Stored records:

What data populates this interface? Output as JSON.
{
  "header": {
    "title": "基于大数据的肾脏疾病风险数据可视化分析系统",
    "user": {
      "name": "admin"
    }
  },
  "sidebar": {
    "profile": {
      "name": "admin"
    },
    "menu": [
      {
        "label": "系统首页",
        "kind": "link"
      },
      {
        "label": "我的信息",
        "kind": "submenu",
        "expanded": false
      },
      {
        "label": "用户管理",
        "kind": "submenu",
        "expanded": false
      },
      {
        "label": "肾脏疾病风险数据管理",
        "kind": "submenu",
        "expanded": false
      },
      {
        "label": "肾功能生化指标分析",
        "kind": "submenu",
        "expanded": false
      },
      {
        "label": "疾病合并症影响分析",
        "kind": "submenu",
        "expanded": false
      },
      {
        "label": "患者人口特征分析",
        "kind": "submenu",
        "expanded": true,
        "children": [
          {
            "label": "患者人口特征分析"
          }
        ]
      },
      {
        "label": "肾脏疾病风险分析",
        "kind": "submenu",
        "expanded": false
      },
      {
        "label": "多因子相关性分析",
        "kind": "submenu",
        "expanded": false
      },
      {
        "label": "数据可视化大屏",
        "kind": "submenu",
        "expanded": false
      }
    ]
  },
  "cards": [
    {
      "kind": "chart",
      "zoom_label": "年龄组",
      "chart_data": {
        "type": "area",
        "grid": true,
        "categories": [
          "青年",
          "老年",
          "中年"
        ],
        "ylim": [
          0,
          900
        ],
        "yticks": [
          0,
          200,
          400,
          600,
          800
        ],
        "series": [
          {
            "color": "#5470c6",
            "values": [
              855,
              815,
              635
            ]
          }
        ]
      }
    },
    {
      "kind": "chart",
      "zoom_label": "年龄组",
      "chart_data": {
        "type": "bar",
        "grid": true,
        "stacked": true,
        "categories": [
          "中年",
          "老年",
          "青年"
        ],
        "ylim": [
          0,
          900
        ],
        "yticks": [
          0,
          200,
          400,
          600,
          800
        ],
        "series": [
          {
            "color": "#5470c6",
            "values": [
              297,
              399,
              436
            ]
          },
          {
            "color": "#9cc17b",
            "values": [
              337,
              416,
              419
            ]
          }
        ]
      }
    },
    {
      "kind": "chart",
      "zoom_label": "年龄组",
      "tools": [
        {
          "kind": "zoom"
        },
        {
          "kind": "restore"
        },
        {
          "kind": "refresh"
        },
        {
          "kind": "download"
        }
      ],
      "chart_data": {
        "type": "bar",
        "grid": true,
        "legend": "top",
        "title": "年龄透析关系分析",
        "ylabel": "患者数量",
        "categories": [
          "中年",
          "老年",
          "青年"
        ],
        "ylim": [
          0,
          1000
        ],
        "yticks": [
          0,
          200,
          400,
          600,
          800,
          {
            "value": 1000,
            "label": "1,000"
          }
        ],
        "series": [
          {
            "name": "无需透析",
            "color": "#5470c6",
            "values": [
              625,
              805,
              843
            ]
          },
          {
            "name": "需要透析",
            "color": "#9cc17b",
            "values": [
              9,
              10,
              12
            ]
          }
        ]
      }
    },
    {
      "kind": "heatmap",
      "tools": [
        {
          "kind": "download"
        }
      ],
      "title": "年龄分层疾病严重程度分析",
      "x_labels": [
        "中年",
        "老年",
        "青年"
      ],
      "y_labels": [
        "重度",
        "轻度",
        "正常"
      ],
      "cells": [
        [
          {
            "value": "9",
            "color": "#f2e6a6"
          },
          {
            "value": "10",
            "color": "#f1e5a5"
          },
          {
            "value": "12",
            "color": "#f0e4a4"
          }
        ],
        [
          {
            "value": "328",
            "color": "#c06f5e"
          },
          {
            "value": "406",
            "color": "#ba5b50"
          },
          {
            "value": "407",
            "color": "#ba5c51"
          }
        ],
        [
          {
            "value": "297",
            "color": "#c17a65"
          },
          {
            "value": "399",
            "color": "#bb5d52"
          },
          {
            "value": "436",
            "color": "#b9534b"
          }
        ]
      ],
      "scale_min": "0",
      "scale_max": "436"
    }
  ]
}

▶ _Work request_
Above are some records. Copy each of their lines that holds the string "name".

▶ _Answer box_
      "name": "admin"
      "name": "admin"
            "name": "无需透析",
            "name": "需要透析",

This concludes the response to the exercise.